A research project was undertaken in early 2003 to examine a range of environmental issues for dairy farmers in South West Victoria. The project recognised that to encourage voluntary adoption of environmental practices, resource management strategies should clearly specify the desired behavioural changes and measurable environmental outcomes for specific segments of farmers. Any policies being developed should meet the needs of individual farmers as part of a process of value exchange, and minimise the costs and difficulties of the change process itself.
Five environmental practices were the focus for this study; preserving and enlarging fragments of indigenous bush, implementing riparian management, establishing shelter belts, restoring eroded soils, and restoring saline soils. All these practices could contribute to improved environmental outcomes within the Region. To study these, sixty five farmer interviews were carried out across the catchment and the results then qualitatively and quantitatively analysed.
The study found that farmers in the catchment used a range of indicators to measure resource condition as part of their general farming decision making. Some of these indicators varied in their effectiveness, and some could be quite difficult to interpret. Farmers generally considered the natural resources on their properties to be in good condition and even improving. Given that most farmers did not consider that there was an environmental problem needing their attention, they were most interested in using environmental practices when there was a material production advantage to be gained and minimal conflict with their existing farming systems. For these reasons, establishing shelter belts was widely supported amongst farmers, but the other practices were felt to be too costly in time, finances, and loss of productive potential.

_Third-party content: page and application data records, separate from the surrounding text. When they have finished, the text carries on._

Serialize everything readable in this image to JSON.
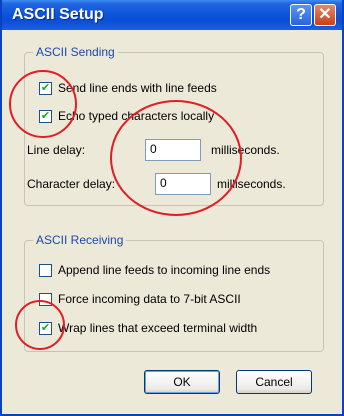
{
  "window": {
    "title": "ASCII Setup"
  },
  "titlebar_buttons": {
    "help_icon": "?",
    "close_icon": "✕"
  },
  "ascii_sending": {
    "legend": "ASCII Sending",
    "send_line_ends": {
      "label": "Send line ends with line feeds",
      "checked": true
    },
    "echo_typed": {
      "label": "Echo typed characters locally",
      "checked": true
    },
    "line_delay": {
      "label": "Line delay:",
      "value": "0",
      "unit": "milliseconds."
    },
    "char_delay": {
      "label": "Character delay:",
      "value": "0",
      "unit": "milliseconds."
    }
  },
  "ascii_receiving": {
    "legend": "ASCII Receiving",
    "append_line_feeds": {
      "label": "Append line feeds to incoming line ends",
      "checked": false
    },
    "force_7bit": {
      "label": "Force incoming data to 7-bit ASCII",
      "checked": false
    },
    "wrap_lines": {
      "label": "Wrap lines that exceed terminal width",
      "checked": true
    }
  },
  "buttons": {
    "ok": "OK",
    "cancel": "Cancel"
  },
  "checkmark_glyph": "✔",
  "colors": {
    "titlebar": "#0a4fd6",
    "annotation": "#e31d25",
    "group_label": "#1a48b8"
  }
}
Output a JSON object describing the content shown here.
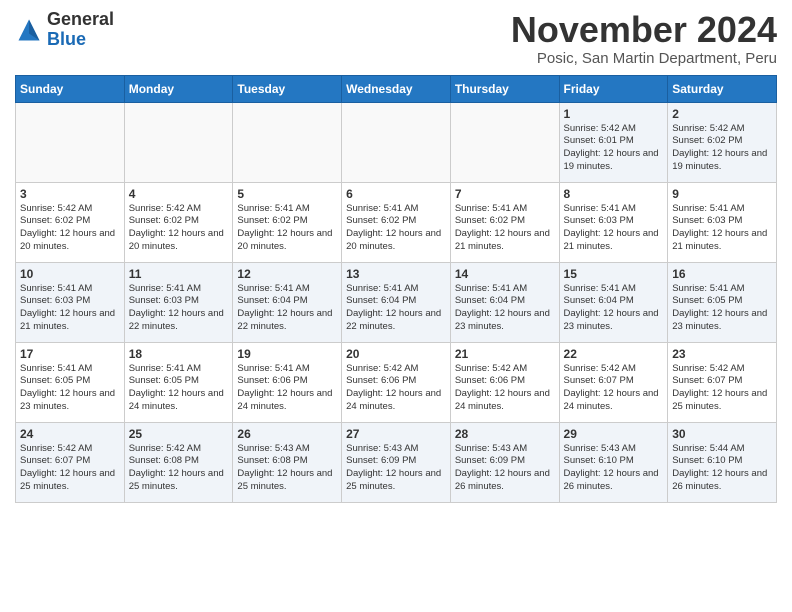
{
  "logo": {
    "general": "General",
    "blue": "Blue"
  },
  "title": "November 2024",
  "location": "Posic, San Martin Department, Peru",
  "headers": [
    "Sunday",
    "Monday",
    "Tuesday",
    "Wednesday",
    "Thursday",
    "Friday",
    "Saturday"
  ],
  "weeks": [
    [
      {
        "day": "",
        "info": ""
      },
      {
        "day": "",
        "info": ""
      },
      {
        "day": "",
        "info": ""
      },
      {
        "day": "",
        "info": ""
      },
      {
        "day": "",
        "info": ""
      },
      {
        "day": "1",
        "info": "Sunrise: 5:42 AM\nSunset: 6:01 PM\nDaylight: 12 hours and 19 minutes."
      },
      {
        "day": "2",
        "info": "Sunrise: 5:42 AM\nSunset: 6:02 PM\nDaylight: 12 hours and 19 minutes."
      }
    ],
    [
      {
        "day": "3",
        "info": "Sunrise: 5:42 AM\nSunset: 6:02 PM\nDaylight: 12 hours and 20 minutes."
      },
      {
        "day": "4",
        "info": "Sunrise: 5:42 AM\nSunset: 6:02 PM\nDaylight: 12 hours and 20 minutes."
      },
      {
        "day": "5",
        "info": "Sunrise: 5:41 AM\nSunset: 6:02 PM\nDaylight: 12 hours and 20 minutes."
      },
      {
        "day": "6",
        "info": "Sunrise: 5:41 AM\nSunset: 6:02 PM\nDaylight: 12 hours and 20 minutes."
      },
      {
        "day": "7",
        "info": "Sunrise: 5:41 AM\nSunset: 6:02 PM\nDaylight: 12 hours and 21 minutes."
      },
      {
        "day": "8",
        "info": "Sunrise: 5:41 AM\nSunset: 6:03 PM\nDaylight: 12 hours and 21 minutes."
      },
      {
        "day": "9",
        "info": "Sunrise: 5:41 AM\nSunset: 6:03 PM\nDaylight: 12 hours and 21 minutes."
      }
    ],
    [
      {
        "day": "10",
        "info": "Sunrise: 5:41 AM\nSunset: 6:03 PM\nDaylight: 12 hours and 21 minutes."
      },
      {
        "day": "11",
        "info": "Sunrise: 5:41 AM\nSunset: 6:03 PM\nDaylight: 12 hours and 22 minutes."
      },
      {
        "day": "12",
        "info": "Sunrise: 5:41 AM\nSunset: 6:04 PM\nDaylight: 12 hours and 22 minutes."
      },
      {
        "day": "13",
        "info": "Sunrise: 5:41 AM\nSunset: 6:04 PM\nDaylight: 12 hours and 22 minutes."
      },
      {
        "day": "14",
        "info": "Sunrise: 5:41 AM\nSunset: 6:04 PM\nDaylight: 12 hours and 23 minutes."
      },
      {
        "day": "15",
        "info": "Sunrise: 5:41 AM\nSunset: 6:04 PM\nDaylight: 12 hours and 23 minutes."
      },
      {
        "day": "16",
        "info": "Sunrise: 5:41 AM\nSunset: 6:05 PM\nDaylight: 12 hours and 23 minutes."
      }
    ],
    [
      {
        "day": "17",
        "info": "Sunrise: 5:41 AM\nSunset: 6:05 PM\nDaylight: 12 hours and 23 minutes."
      },
      {
        "day": "18",
        "info": "Sunrise: 5:41 AM\nSunset: 6:05 PM\nDaylight: 12 hours and 24 minutes."
      },
      {
        "day": "19",
        "info": "Sunrise: 5:41 AM\nSunset: 6:06 PM\nDaylight: 12 hours and 24 minutes."
      },
      {
        "day": "20",
        "info": "Sunrise: 5:42 AM\nSunset: 6:06 PM\nDaylight: 12 hours and 24 minutes."
      },
      {
        "day": "21",
        "info": "Sunrise: 5:42 AM\nSunset: 6:06 PM\nDaylight: 12 hours and 24 minutes."
      },
      {
        "day": "22",
        "info": "Sunrise: 5:42 AM\nSunset: 6:07 PM\nDaylight: 12 hours and 24 minutes."
      },
      {
        "day": "23",
        "info": "Sunrise: 5:42 AM\nSunset: 6:07 PM\nDaylight: 12 hours and 25 minutes."
      }
    ],
    [
      {
        "day": "24",
        "info": "Sunrise: 5:42 AM\nSunset: 6:07 PM\nDaylight: 12 hours and 25 minutes."
      },
      {
        "day": "25",
        "info": "Sunrise: 5:42 AM\nSunset: 6:08 PM\nDaylight: 12 hours and 25 minutes."
      },
      {
        "day": "26",
        "info": "Sunrise: 5:43 AM\nSunset: 6:08 PM\nDaylight: 12 hours and 25 minutes."
      },
      {
        "day": "27",
        "info": "Sunrise: 5:43 AM\nSunset: 6:09 PM\nDaylight: 12 hours and 25 minutes."
      },
      {
        "day": "28",
        "info": "Sunrise: 5:43 AM\nSunset: 6:09 PM\nDaylight: 12 hours and 26 minutes."
      },
      {
        "day": "29",
        "info": "Sunrise: 5:43 AM\nSunset: 6:10 PM\nDaylight: 12 hours and 26 minutes."
      },
      {
        "day": "30",
        "info": "Sunrise: 5:44 AM\nSunset: 6:10 PM\nDaylight: 12 hours and 26 minutes."
      }
    ]
  ]
}
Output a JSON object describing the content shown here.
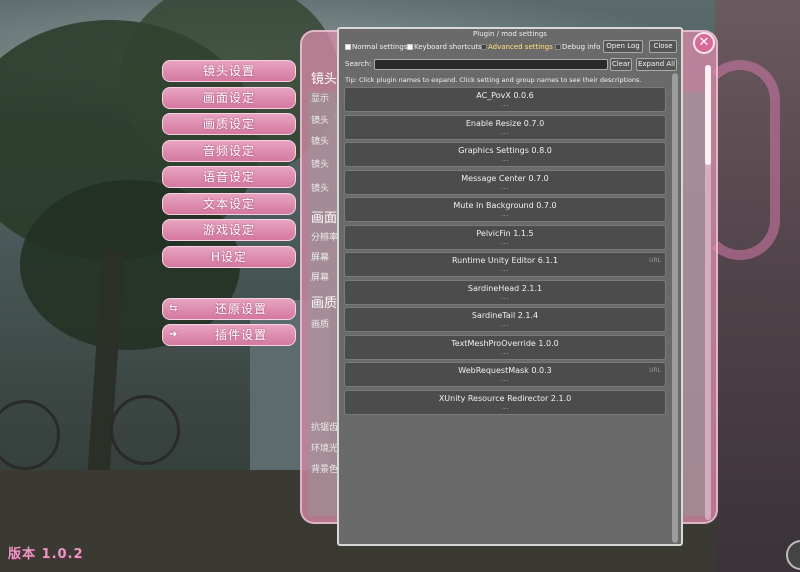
{
  "window": {
    "title": "Plugin / mod settings",
    "toggles": [
      {
        "label": "Normal settings",
        "checked": true,
        "active": false
      },
      {
        "label": "Keyboard shortcuts",
        "checked": true,
        "active": false
      },
      {
        "label": "Advanced settings",
        "checked": false,
        "active": true
      },
      {
        "label": "Debug info",
        "checked": false,
        "active": false
      }
    ],
    "open_log_label": "Open Log",
    "close_label": "Close",
    "search_label": "Search:",
    "search_value": "",
    "clear_label": "Clear",
    "expand_all_label": "Expand All",
    "tip": "Tip: Click plugin names to expand. Click setting and group names to see their descriptions.",
    "plugins": [
      {
        "name": "AC_PovX 0.0.6",
        "more": "...",
        "url": ""
      },
      {
        "name": "Enable Resize 0.7.0",
        "more": "...",
        "url": ""
      },
      {
        "name": "Graphics Settings 0.8.0",
        "more": "...",
        "url": ""
      },
      {
        "name": "Message Center 0.7.0",
        "more": "...",
        "url": ""
      },
      {
        "name": "Mute In Background 0.7.0",
        "more": "...",
        "url": ""
      },
      {
        "name": "PelvicFin 1.1.5",
        "more": "...",
        "url": ""
      },
      {
        "name": "Runtime Unity Editor 6.1.1",
        "more": "...",
        "url": "URL"
      },
      {
        "name": "SardineHead 2.1.1",
        "more": "...",
        "url": ""
      },
      {
        "name": "SardineTail 2.1.4",
        "more": "...",
        "url": ""
      },
      {
        "name": "TextMeshProOverride 1.0.0",
        "more": "...",
        "url": ""
      },
      {
        "name": "WebRequestMask 0.0.3",
        "more": "...",
        "url": "URL"
      },
      {
        "name": "XUnity Resource Redirector 2.1.0",
        "more": "...",
        "url": ""
      }
    ]
  },
  "game_menu": {
    "items": [
      "镜头设置",
      "画面设定",
      "画质设定",
      "音频设定",
      "语音设定",
      "文本设定",
      "游戏设定",
      "H设定"
    ],
    "reset_label": "还原设置",
    "plugin_label": "插件设置",
    "version": "版本 1.0.2"
  },
  "game_panel": {
    "heading_1": "镜头",
    "labels_1": [
      "显示",
      "镜头",
      "镜头",
      "镜头",
      "镜头"
    ],
    "heading_2": "画面",
    "labels_2": [
      "分辨率",
      "屏幕",
      "屏幕"
    ],
    "heading_3": "画质",
    "labels_3": [
      "画质"
    ],
    "labels_4": [
      "抗锯齿",
      "环境光",
      "背景色"
    ]
  },
  "colors": {
    "accent_pink": "#d4789f",
    "active_toggle": "#ffe27a",
    "window_bg": "#6a6a6a"
  }
}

In the study, four different farmer segments were identified that respond to different extension approaches.
- Production farmers wanted to know about any production advantages that they could gain from using environmental practices, how well these might fit with their existing management strategies, and ways to ensure that they would be implemented at least cost to their existing farming operations.
- Cosmopolitan farmers want to make their own decisions about acting in socially responsible ways. They are positive about working with external agencies and tend to build upon initial success by adding additional practices.
- Future builders tend to be interested in farm succession and the improvements to asset value possible from applying environmental practices.
- Conservationist farmers are interested in the environmental benefits from using environmental practices and in information on the practical details of implementing them.
The different segments each had different expectations regarding the benefits to them of the environmental practices, and would.